The way Hughes placed unspilled milk next to the dark river creating a highly contrasting image is very appealing. As the colours of these two terms differ from milk being white to the dark river referring to rufous reddish colour. These two colours mean contrasting things as well, as white is more symbolic of peace and here motherly love. And red is of death and violence. 

“The Moon” is another powerful image that is formed in the next line. Here, Hughes tried to create a serious tone at the start of this stanza by referring to the death of Sylvia Plath but since the poem is meant  to be from Frieda’s perspective. She is not old enough to grasp the concept of death and therefore she exclaimed when she saw the moon. 

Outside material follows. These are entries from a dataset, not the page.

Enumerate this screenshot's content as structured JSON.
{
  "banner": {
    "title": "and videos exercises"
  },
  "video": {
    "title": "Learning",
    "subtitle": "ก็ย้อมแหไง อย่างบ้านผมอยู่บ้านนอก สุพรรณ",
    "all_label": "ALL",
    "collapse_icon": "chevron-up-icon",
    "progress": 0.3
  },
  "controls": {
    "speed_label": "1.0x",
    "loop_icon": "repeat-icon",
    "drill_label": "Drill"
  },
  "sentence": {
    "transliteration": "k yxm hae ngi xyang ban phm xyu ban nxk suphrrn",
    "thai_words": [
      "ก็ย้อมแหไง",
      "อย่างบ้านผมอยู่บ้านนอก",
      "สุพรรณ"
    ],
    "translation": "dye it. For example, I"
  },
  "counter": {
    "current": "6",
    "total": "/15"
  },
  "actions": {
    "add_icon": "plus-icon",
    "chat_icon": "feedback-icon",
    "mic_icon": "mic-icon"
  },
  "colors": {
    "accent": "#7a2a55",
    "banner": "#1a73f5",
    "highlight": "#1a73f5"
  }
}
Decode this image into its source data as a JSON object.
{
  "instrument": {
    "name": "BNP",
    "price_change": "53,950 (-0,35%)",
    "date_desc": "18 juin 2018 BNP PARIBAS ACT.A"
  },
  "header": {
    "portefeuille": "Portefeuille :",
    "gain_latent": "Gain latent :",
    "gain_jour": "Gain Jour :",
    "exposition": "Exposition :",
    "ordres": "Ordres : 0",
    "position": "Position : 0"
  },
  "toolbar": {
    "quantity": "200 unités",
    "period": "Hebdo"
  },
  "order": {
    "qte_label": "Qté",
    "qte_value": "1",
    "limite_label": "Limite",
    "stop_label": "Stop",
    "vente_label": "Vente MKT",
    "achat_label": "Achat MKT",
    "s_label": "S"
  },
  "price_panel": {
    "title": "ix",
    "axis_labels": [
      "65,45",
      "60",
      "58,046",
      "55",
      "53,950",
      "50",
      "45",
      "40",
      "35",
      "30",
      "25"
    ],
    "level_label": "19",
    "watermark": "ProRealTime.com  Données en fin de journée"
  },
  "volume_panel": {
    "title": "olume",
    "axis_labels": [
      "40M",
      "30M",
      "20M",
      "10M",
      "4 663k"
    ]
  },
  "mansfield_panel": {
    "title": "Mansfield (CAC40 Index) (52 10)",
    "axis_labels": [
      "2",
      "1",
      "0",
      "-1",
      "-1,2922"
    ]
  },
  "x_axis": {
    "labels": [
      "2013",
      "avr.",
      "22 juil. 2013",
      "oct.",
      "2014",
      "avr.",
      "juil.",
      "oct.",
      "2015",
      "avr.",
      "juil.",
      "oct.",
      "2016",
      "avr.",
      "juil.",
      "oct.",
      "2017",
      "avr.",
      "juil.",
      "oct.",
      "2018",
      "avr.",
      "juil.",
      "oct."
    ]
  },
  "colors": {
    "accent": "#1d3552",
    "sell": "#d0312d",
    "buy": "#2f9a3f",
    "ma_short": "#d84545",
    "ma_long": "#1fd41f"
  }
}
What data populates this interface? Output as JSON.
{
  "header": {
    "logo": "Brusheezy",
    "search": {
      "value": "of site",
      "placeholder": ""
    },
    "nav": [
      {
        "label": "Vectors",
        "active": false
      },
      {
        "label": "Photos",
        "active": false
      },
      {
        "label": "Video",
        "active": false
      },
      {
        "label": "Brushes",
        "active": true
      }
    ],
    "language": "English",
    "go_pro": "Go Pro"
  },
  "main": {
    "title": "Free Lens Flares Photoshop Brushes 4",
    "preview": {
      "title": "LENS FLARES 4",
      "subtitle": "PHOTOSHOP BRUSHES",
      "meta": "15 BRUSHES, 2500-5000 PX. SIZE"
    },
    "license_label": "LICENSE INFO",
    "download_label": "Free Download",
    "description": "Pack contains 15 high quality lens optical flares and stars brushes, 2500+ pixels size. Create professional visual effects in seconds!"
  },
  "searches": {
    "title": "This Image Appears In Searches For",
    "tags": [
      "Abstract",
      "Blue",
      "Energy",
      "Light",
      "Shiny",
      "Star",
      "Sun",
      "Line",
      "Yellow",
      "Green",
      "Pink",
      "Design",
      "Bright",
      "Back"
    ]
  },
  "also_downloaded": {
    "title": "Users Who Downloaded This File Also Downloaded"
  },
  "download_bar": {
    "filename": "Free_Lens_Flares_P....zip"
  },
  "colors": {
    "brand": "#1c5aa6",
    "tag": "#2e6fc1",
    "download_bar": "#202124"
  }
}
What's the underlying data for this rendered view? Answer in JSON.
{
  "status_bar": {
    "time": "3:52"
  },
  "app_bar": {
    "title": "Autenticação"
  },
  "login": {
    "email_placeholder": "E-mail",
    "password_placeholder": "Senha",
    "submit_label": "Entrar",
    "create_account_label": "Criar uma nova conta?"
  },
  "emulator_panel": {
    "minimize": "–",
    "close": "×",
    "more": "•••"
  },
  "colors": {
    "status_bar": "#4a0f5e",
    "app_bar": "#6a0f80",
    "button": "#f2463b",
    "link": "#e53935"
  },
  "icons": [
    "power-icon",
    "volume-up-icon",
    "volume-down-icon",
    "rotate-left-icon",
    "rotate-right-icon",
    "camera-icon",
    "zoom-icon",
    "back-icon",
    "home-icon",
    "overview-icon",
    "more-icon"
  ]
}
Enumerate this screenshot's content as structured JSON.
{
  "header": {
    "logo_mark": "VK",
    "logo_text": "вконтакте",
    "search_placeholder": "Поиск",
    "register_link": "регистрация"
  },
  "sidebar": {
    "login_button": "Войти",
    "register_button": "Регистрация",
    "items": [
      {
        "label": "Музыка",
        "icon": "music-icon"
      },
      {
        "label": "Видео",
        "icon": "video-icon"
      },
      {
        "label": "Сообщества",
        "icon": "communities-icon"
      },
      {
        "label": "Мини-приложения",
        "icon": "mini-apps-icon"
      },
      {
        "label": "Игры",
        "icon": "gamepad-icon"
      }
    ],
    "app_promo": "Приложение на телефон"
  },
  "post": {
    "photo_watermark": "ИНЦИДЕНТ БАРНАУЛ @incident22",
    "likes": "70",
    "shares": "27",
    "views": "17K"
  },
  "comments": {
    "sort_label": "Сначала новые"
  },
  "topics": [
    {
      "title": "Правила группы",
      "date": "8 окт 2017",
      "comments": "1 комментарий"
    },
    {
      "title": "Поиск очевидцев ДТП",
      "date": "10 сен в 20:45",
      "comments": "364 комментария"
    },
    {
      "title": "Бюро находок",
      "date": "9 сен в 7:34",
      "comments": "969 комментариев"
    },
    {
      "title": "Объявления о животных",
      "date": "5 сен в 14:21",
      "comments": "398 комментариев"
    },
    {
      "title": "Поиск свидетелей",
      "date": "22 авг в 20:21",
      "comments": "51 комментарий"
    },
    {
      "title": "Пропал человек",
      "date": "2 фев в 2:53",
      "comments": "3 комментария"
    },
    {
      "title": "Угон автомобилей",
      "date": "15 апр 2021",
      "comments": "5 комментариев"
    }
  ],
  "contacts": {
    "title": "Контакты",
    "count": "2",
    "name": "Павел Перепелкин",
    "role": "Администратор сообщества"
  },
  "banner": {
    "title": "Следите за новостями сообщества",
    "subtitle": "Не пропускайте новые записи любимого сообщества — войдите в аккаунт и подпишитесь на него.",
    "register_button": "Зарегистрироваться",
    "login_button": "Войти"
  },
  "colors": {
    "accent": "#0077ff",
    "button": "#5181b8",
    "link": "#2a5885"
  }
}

It also tells that Hughes was so lost in his thoughts after Plath’s death that he only saw the negatives and everything reflected her death except Frieda, who was excited to see the Moon. The Moon also works as a symbol of femininity and motherhood. Therefore, Frieda is excited to see the Moon as she can never see Plath again. 

Stanza Three

The moon has stepped back like an artist gazing amazed at a work

That points at him amazed.


The moon that Frieda points at has stepped back for a better view. Like an artist stepping back to view his work. The moon is amazed by his work, as it points at him with excitement. 


In the last stanza, Hughes refers to himself as the Moon. The Moon that steps back to look at his creation like an artist steps back to look at his painting. Hughes is observing his daughter, who he gave birth to. He gazes at his work, at his daughter as she excitedly points at him with amusement. 

The moon is as impressed by Frieda as Frieda is impressed by the moon. Frieda, instead of lamenting over the loss of her mother, is excited to see her father. She feels secure and comfortable around him. It creates a sensual image of father and daughter accepting and adoring each other. Therefore, on this note, Hughes concludes the poem.